#### What you are asked to do:
Your task is to filter the entries and copy every line containing the string "接通电源".

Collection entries
***
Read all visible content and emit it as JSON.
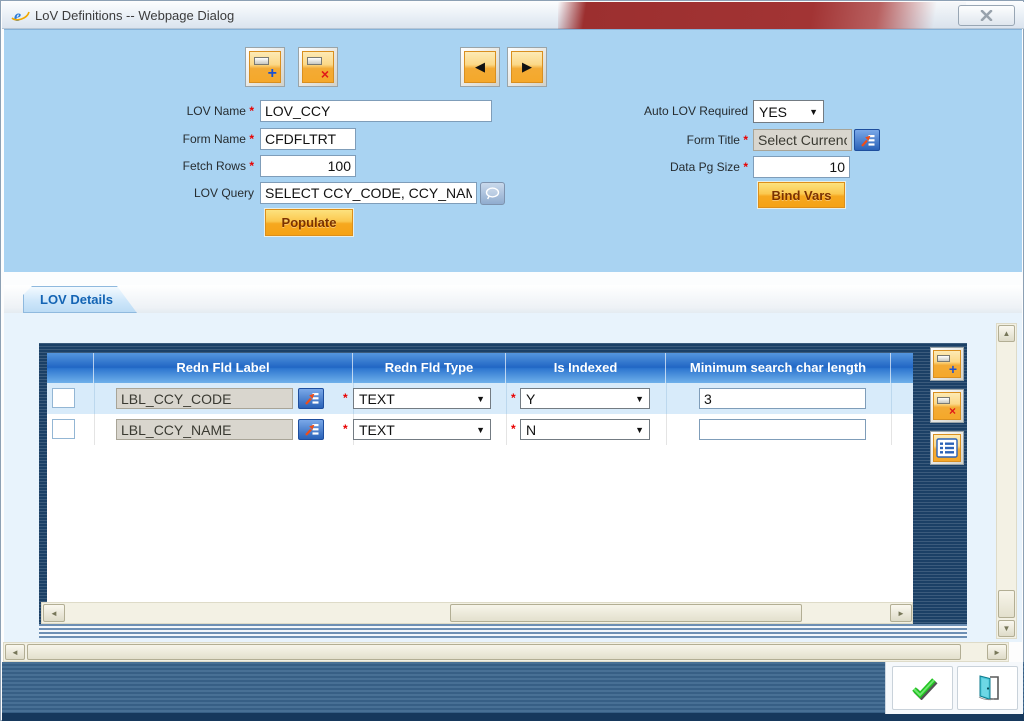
{
  "window": {
    "title": "LoV Definitions -- Webpage Dialog"
  },
  "glyphs": {
    "prev": "◀",
    "next": "▶",
    "dropdown": "▼",
    "plus": "+",
    "cross": "×",
    "up": "▲",
    "down": "▼",
    "left": "◄",
    "right": "►",
    "required": "*"
  },
  "form": {
    "fields": {
      "lov_name": {
        "label": "LOV Name",
        "value": "LOV_CCY"
      },
      "form_name": {
        "label": "Form Name",
        "value": "CFDFLTRT"
      },
      "fetch_rows": {
        "label": "Fetch Rows",
        "value": "100"
      },
      "lov_query": {
        "label": "LOV Query",
        "value": "SELECT CCY_CODE, CCY_NAM"
      },
      "auto_lov_required": {
        "label": "Auto LOV Required",
        "value": "YES"
      },
      "form_title": {
        "label": "Form Title",
        "value": "Select Currenc"
      },
      "data_pg_size": {
        "label": "Data Pg Size",
        "value": "10"
      }
    },
    "buttons": {
      "populate": "Populate",
      "bind_vars": "Bind Vars"
    }
  },
  "tab": {
    "label": "LOV Details"
  },
  "grid": {
    "columns": [
      "",
      "Redn Fld Label",
      "Redn Fld Type",
      "Is Indexed",
      "Minimum search char length"
    ],
    "rows": [
      {
        "label": "LBL_CCY_CODE",
        "type": "TEXT",
        "indexed": "Y",
        "minlen": "3"
      },
      {
        "label": "LBL_CCY_NAME",
        "type": "TEXT",
        "indexed": "N",
        "minlen": ""
      }
    ]
  },
  "colors": {
    "accent_orange": "#f5a82a",
    "header_blue": "#2166c4",
    "panel_blue": "#a9d3f2",
    "navy": "#1b4066",
    "title_red": "#9c2f2f"
  }
}
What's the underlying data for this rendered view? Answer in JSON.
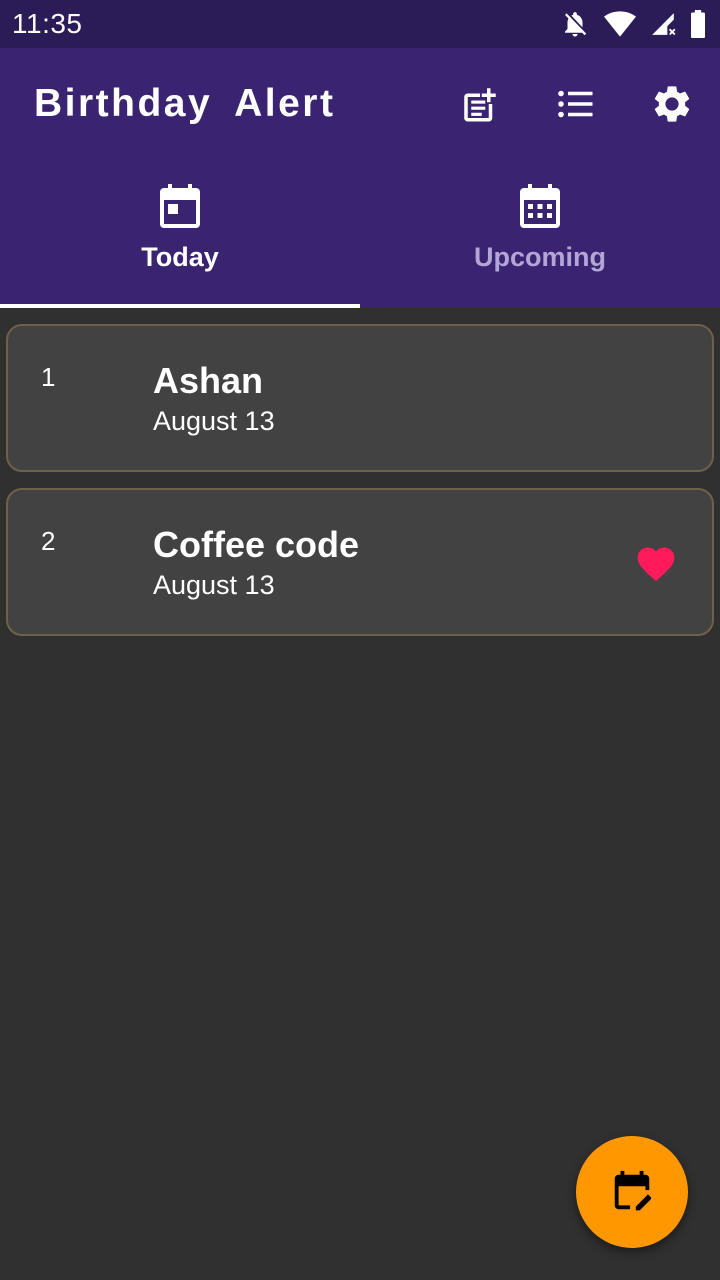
{
  "status_bar": {
    "time": "11:35",
    "icons": [
      "notifications-off-icon",
      "wifi-icon",
      "cell-signal-icon",
      "battery-icon"
    ]
  },
  "app_bar": {
    "title": "Birthday  Alert",
    "actions": [
      {
        "icon": "add-note-icon"
      },
      {
        "icon": "list-icon"
      },
      {
        "icon": "settings-icon"
      }
    ],
    "background": "#3a2472"
  },
  "tabs": [
    {
      "label": "Today",
      "icon": "calendar-today-icon",
      "active": true
    },
    {
      "label": "Upcoming",
      "icon": "calendar-month-icon",
      "active": false
    }
  ],
  "birthdays": [
    {
      "index": "1",
      "name": "Ashan",
      "date": "August 13",
      "favorite": false
    },
    {
      "index": "2",
      "name": "Coffee code",
      "date": "August 13",
      "favorite": true
    }
  ],
  "fab": {
    "icon": "edit-calendar-icon",
    "color": "#ff9800"
  },
  "colors": {
    "background": "#303030",
    "card": "#424242",
    "heart": "#ff1a5c",
    "accent": "#ff9800"
  }
}
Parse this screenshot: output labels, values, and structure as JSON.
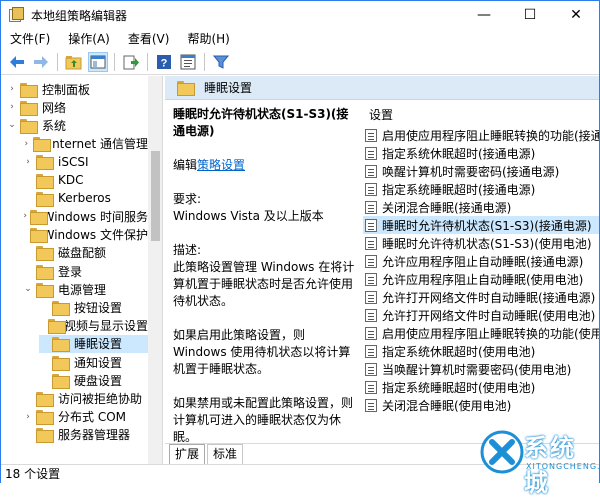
{
  "window": {
    "title": "本地组策略编辑器",
    "minimize": "—",
    "maximize": "☐",
    "close": "✕"
  },
  "menu": [
    "文件(F)",
    "操作(A)",
    "查看(V)",
    "帮助(H)"
  ],
  "toolbar_icons": [
    "back-icon",
    "forward-icon",
    "folder-up-icon",
    "show-tree-icon",
    "export-icon",
    "help-icon",
    "properties-icon",
    "filter-icon"
  ],
  "tree": [
    {
      "label": "控制面板",
      "level": 0,
      "arrow": "›"
    },
    {
      "label": "网络",
      "level": 0,
      "arrow": "›"
    },
    {
      "label": "系统",
      "level": 0,
      "arrow": "⌄"
    },
    {
      "label": "Internet 通信管理",
      "level": 1,
      "arrow": "›"
    },
    {
      "label": "iSCSI",
      "level": 1,
      "arrow": "›"
    },
    {
      "label": "KDC",
      "level": 1,
      "arrow": ""
    },
    {
      "label": "Kerberos",
      "level": 1,
      "arrow": ""
    },
    {
      "label": "Windows 时间服务",
      "level": 1,
      "arrow": "›"
    },
    {
      "label": "Windows 文件保护",
      "level": 1,
      "arrow": ""
    },
    {
      "label": "磁盘配额",
      "level": 1,
      "arrow": ""
    },
    {
      "label": "登录",
      "level": 1,
      "arrow": ""
    },
    {
      "label": "电源管理",
      "level": 1,
      "arrow": "⌄"
    },
    {
      "label": "按钮设置",
      "level": 2,
      "arrow": ""
    },
    {
      "label": "视频与显示设置",
      "level": 2,
      "arrow": ""
    },
    {
      "label": "睡眠设置",
      "level": 2,
      "arrow": "",
      "selected": true
    },
    {
      "label": "通知设置",
      "level": 2,
      "arrow": ""
    },
    {
      "label": "硬盘设置",
      "level": 2,
      "arrow": ""
    },
    {
      "label": "访问被拒绝协助",
      "level": 1,
      "arrow": ""
    },
    {
      "label": "分布式 COM",
      "level": 1,
      "arrow": "›"
    },
    {
      "label": "服务器管理器",
      "level": 1,
      "arrow": ""
    }
  ],
  "right_header": "睡眠设置",
  "description": {
    "title": "睡眠时允许待机状态(S1-S3)(接通电源)",
    "edit_prefix": "编辑",
    "edit_link": "策略设置",
    "requirements_label": "要求:",
    "requirements_value": "Windows Vista 及以上版本",
    "desc_label": "描述:",
    "desc_text": "此策略设置管理 Windows 在将计算机置于睡眠状态时是否允许使用待机状态。",
    "enabled_text": "如果启用此策略设置，则 Windows 使用待机状态以将计算机置于睡眠状态。",
    "disabled_text": "如果禁用或未配置此策略设置，则计算机可进入的睡眠状态仅为休眠。"
  },
  "list_header": "设置",
  "settings": [
    "启用使应用程序阻止睡眠转换的功能(接通",
    "指定系统休眠超时(接通电源)",
    "唤醒计算机时需要密码(接通电源)",
    "指定系统睡眠超时(接通电源)",
    "关闭混合睡眠(接通电源)",
    "睡眠时允许待机状态(S1-S3)(接通电源)",
    "睡眠时允许待机状态(S1-S3)(使用电池)",
    "允许应用程序阻止自动睡眠(接通电源)",
    "允许应用程序阻止自动睡眠(使用电池)",
    "允许打开网络文件时自动睡眠(接通电源)",
    "允许打开网络文件时自动睡眠(使用电池)",
    "启用使应用程序阻止睡眠转换的功能(使用",
    "指定系统休眠超时(使用电池)",
    "当唤醒计算机时需要密码(使用电池)",
    "指定系统睡眠超时(使用电池)",
    "关闭混合睡眠(使用电池)"
  ],
  "selected_setting": 5,
  "tabs": [
    "扩展",
    "标准"
  ],
  "status": "18 个设置",
  "watermark": {
    "brand": "系统城",
    "url": "XITONGCHENG.COM"
  },
  "colors": {
    "selection": "#cce8ff",
    "header": "#dce9f6",
    "link": "#0066cc",
    "border": "#2b7de9"
  }
}
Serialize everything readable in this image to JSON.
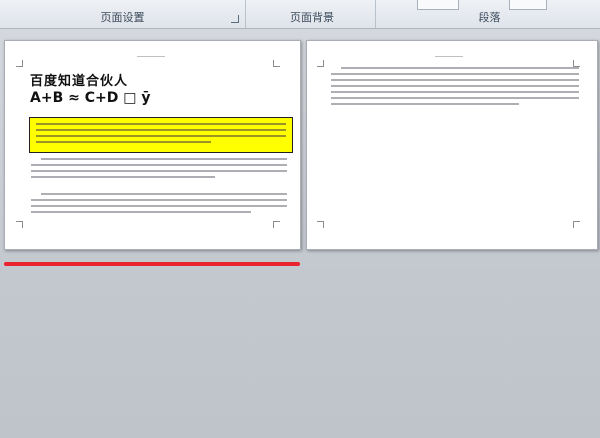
{
  "ribbon": {
    "groups": [
      {
        "label": "页面设置"
      },
      {
        "label": "页面背景"
      },
      {
        "label": "段落"
      }
    ]
  },
  "document": {
    "page1": {
      "title": "百度知道合伙人",
      "formula": "A+B ≈ C+D",
      "formula_tail": "□ ȳ"
    }
  },
  "colors": {
    "highlight": "#ffff00",
    "annotation_underline": "#e8232e"
  }
}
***
#### Response:
    "title": "睡眠时允许待机状态(S1-S3)(接通电源)",
    "指定系统休眠超时(接通电源)",
    "唤醒计算机时需要密码(接通电源)",
    "指定系统睡眠超时(接通电源)",
    "关闭混合睡眠(接通电源)",
    "睡眠时允许待机状态(S1-S3)(接通电源)",
    "允许应用程序阻止自动睡眠(接通电源)",
    "允许打开网络文件时自动睡眠(接通电源)",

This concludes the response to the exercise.